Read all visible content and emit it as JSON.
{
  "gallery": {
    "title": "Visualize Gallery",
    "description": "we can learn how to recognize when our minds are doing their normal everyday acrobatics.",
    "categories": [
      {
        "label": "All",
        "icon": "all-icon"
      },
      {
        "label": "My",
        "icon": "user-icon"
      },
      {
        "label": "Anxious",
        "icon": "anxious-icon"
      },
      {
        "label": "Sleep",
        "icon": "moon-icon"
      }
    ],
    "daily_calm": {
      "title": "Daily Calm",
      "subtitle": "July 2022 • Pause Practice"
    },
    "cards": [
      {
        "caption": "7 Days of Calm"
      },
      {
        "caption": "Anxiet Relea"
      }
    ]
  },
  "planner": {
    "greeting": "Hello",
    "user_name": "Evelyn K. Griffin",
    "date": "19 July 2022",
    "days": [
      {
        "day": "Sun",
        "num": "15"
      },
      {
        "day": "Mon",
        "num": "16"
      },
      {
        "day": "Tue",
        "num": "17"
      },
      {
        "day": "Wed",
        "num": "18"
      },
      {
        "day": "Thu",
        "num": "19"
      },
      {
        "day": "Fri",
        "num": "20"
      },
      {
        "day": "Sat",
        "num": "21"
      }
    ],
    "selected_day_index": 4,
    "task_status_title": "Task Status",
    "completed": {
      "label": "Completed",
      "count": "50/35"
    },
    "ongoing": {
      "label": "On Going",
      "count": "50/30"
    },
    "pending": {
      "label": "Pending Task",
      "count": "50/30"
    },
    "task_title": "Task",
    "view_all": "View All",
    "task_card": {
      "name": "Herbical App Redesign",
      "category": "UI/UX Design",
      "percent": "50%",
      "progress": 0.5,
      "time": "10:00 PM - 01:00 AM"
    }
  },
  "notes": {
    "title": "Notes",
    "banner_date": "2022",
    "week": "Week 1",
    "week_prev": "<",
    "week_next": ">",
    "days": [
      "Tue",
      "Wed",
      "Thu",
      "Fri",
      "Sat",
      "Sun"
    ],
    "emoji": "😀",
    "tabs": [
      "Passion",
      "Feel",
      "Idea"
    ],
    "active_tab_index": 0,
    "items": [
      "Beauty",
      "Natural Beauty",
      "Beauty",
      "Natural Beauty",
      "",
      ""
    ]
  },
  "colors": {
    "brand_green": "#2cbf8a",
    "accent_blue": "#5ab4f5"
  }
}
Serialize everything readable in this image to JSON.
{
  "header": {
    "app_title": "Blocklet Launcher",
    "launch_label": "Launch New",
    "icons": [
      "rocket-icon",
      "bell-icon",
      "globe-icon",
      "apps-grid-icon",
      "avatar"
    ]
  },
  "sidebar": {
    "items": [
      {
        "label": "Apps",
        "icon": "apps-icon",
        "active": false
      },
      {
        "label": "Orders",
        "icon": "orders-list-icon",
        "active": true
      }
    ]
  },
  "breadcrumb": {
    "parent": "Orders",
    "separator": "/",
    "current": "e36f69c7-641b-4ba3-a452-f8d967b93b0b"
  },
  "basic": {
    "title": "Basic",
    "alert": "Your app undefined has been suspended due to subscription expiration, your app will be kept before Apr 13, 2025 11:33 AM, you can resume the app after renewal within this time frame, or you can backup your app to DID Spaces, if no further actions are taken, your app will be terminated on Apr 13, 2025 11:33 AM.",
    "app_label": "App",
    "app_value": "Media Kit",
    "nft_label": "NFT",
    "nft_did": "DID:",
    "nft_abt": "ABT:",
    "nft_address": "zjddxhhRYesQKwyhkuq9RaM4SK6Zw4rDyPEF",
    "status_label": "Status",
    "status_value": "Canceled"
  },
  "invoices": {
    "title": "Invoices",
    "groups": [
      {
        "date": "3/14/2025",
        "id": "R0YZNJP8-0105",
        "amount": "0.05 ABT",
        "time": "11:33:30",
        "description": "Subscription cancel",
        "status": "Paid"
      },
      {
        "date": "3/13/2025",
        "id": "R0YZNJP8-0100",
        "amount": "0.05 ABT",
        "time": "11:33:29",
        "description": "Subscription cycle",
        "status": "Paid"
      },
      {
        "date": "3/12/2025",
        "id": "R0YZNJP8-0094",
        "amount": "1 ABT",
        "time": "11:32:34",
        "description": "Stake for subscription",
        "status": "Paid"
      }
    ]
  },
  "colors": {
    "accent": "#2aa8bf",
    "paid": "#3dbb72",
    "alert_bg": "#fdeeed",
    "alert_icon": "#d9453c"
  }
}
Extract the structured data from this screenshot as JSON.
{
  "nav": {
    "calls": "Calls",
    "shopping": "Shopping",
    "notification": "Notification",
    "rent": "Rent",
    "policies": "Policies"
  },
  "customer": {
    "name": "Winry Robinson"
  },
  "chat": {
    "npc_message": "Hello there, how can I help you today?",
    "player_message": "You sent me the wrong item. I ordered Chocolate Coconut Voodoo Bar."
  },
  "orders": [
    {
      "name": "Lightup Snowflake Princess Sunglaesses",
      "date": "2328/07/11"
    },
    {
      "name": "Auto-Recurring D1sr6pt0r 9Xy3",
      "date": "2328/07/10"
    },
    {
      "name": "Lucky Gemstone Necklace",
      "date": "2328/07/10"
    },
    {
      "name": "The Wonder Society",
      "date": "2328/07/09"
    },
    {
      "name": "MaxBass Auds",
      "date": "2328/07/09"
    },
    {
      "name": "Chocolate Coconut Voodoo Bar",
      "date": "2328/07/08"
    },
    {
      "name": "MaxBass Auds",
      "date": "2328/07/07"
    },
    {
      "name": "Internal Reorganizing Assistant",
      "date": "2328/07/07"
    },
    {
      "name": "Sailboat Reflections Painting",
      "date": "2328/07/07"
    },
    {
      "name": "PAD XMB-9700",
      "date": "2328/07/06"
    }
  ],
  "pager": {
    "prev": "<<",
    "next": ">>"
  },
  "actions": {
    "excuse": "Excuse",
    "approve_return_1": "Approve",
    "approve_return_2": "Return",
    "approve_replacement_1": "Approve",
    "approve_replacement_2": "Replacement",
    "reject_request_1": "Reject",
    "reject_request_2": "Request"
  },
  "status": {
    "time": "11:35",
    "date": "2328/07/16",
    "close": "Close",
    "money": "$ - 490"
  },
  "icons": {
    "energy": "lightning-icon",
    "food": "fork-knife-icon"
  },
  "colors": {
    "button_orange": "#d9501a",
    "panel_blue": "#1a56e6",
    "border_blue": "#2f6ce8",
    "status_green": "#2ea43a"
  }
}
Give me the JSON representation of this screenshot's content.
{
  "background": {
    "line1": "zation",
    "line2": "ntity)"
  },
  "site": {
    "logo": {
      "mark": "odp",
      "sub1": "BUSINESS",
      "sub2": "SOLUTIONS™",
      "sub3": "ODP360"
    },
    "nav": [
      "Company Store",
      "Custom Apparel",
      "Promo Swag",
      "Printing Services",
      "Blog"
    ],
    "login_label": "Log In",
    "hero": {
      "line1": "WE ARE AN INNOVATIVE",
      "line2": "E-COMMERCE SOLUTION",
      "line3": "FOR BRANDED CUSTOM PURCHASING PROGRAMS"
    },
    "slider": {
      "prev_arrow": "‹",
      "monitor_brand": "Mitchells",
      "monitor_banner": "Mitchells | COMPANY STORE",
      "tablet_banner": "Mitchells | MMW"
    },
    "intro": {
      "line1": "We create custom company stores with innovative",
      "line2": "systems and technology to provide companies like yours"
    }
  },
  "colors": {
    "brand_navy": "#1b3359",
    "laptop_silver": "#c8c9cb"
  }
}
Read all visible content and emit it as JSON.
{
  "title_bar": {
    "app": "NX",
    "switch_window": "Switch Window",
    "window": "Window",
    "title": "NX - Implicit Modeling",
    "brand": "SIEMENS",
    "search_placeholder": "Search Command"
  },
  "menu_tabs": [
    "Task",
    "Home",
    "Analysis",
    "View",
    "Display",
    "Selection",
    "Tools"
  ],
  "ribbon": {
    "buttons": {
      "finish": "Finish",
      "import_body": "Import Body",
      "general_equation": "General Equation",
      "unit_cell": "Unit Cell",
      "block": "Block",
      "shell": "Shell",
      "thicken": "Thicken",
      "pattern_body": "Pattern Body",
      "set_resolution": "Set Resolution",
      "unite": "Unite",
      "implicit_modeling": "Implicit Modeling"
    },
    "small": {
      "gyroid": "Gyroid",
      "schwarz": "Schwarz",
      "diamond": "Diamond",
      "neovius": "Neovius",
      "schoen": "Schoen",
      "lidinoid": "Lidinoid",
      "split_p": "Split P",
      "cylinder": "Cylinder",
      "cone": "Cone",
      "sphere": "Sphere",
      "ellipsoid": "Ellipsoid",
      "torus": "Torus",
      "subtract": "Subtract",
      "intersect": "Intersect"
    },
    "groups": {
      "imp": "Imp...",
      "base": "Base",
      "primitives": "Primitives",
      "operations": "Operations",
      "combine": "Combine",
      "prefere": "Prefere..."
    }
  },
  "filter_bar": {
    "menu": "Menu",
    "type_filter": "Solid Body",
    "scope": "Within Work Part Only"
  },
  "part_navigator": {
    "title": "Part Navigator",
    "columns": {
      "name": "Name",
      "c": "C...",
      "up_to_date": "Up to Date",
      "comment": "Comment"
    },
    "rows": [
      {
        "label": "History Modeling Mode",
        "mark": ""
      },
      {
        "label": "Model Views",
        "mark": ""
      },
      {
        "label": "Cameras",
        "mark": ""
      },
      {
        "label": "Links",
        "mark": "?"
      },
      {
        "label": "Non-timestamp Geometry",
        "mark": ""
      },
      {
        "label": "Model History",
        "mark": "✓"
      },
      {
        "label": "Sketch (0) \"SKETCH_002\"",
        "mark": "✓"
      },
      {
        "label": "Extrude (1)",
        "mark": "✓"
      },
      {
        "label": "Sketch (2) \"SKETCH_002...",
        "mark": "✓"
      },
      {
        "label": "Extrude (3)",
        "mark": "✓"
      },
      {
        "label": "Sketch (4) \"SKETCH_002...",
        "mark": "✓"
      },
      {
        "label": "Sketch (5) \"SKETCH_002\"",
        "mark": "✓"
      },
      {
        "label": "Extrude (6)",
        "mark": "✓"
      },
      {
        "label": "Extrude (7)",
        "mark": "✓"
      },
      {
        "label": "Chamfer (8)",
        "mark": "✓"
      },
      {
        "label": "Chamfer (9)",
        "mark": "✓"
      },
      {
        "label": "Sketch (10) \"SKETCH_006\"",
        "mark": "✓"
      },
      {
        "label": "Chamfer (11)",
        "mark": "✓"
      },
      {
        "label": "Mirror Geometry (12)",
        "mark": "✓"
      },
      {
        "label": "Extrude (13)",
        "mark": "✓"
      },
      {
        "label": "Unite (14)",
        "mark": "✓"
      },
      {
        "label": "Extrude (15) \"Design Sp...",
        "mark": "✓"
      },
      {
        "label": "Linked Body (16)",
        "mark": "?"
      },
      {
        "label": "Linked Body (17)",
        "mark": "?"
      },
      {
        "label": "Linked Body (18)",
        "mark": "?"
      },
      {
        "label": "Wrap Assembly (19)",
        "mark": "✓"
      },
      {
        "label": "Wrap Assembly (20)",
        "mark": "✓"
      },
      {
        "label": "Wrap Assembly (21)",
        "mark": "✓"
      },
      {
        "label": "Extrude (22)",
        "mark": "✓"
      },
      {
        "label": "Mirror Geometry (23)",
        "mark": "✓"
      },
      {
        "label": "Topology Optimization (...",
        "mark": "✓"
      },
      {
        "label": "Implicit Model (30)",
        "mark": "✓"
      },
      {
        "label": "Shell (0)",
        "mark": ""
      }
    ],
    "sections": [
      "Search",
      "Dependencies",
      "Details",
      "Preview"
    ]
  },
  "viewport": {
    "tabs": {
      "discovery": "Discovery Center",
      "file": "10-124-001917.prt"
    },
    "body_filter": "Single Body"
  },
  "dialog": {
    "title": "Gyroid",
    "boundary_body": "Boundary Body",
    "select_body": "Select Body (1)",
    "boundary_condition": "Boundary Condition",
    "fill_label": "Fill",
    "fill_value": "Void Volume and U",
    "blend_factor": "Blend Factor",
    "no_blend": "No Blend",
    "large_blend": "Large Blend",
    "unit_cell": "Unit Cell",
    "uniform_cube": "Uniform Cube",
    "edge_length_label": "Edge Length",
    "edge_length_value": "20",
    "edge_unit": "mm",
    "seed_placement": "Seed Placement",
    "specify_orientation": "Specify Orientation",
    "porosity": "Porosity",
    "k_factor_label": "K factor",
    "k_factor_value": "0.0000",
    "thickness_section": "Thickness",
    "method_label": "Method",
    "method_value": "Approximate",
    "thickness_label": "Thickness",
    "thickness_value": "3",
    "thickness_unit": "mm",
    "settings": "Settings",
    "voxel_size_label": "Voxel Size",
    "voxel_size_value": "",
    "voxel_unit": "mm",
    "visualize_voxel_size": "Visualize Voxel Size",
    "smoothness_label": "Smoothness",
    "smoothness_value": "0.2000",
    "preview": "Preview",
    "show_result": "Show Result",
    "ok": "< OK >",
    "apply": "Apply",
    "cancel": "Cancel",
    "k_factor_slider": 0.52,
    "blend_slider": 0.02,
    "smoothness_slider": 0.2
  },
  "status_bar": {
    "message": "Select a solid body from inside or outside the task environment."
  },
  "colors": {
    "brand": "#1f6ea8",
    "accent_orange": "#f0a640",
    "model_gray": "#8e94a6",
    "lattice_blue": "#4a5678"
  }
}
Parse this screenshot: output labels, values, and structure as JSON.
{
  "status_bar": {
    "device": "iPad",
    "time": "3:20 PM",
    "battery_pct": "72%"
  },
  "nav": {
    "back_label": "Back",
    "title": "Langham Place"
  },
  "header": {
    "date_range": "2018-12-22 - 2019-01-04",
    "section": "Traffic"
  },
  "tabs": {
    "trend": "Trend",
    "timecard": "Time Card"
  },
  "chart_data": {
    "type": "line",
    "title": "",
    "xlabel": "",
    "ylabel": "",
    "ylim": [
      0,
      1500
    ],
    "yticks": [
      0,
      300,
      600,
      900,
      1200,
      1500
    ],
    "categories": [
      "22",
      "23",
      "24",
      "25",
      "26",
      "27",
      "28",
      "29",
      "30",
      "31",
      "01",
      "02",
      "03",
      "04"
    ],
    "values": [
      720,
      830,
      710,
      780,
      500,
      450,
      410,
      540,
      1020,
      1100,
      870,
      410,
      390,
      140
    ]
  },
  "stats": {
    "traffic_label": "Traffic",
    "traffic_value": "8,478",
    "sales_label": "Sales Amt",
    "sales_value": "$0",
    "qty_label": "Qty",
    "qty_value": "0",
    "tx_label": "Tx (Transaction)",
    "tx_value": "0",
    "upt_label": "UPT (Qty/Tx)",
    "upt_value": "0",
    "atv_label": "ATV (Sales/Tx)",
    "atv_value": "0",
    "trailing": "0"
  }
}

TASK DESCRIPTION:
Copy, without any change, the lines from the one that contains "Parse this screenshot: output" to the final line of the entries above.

PROBLEM SOLUTION:
Parse this screenshot: output labels, values, and structure as JSON.
{
  "status_bar": {
    "device": "iPad",
    "time": "3:20 PM",
    "battery_pct": "72%"
  },
  "nav": {
    "back_label": "Back",
    "title": "Langham Place"
  },
  "header": {
    "date_range": "2018-12-22 - 2019-01-04",
    "section": "Traffic"
  },
  "tabs": {
    "trend": "Trend",
    "timecard": "Time Card"
  },
  "chart_data": {
    "type": "line",
    "title": "",
    "xlabel": "",
    "ylabel": "",
    "ylim": [
      0,
      1500
    ],
    "yticks": [
      0,
      300,
      600,
      900,
      1200,
      1500
    ],
    "categories": [
      "22",
      "23",
      "24",
      "25",
      "26",
      "27",
      "28",
      "29",
      "30",
      "31",
      "01",
      "02",
      "03",
      "04"
    ],
    "values": [
      720,
      830,
      710,
      780,
      500,
      450,
      410,
      540,
      1020,
      1100,
      870,
      410,
      390,
      140
    ]
  },
  "stats": {
    "traffic_label": "Traffic",
    "traffic_value": "8,478",
    "sales_label": "Sales Amt",
    "sales_value": "$0",
    "qty_label": "Qty",
    "qty_value": "0",
    "tx_label": "Tx (Transaction)",
    "tx_value": "0",
    "upt_label": "UPT (Qty/Tx)",
    "upt_value": "0",
    "atv_label": "ATV (Sales/Tx)",
    "atv_value": "0",
    "trailing": "0"
  }
}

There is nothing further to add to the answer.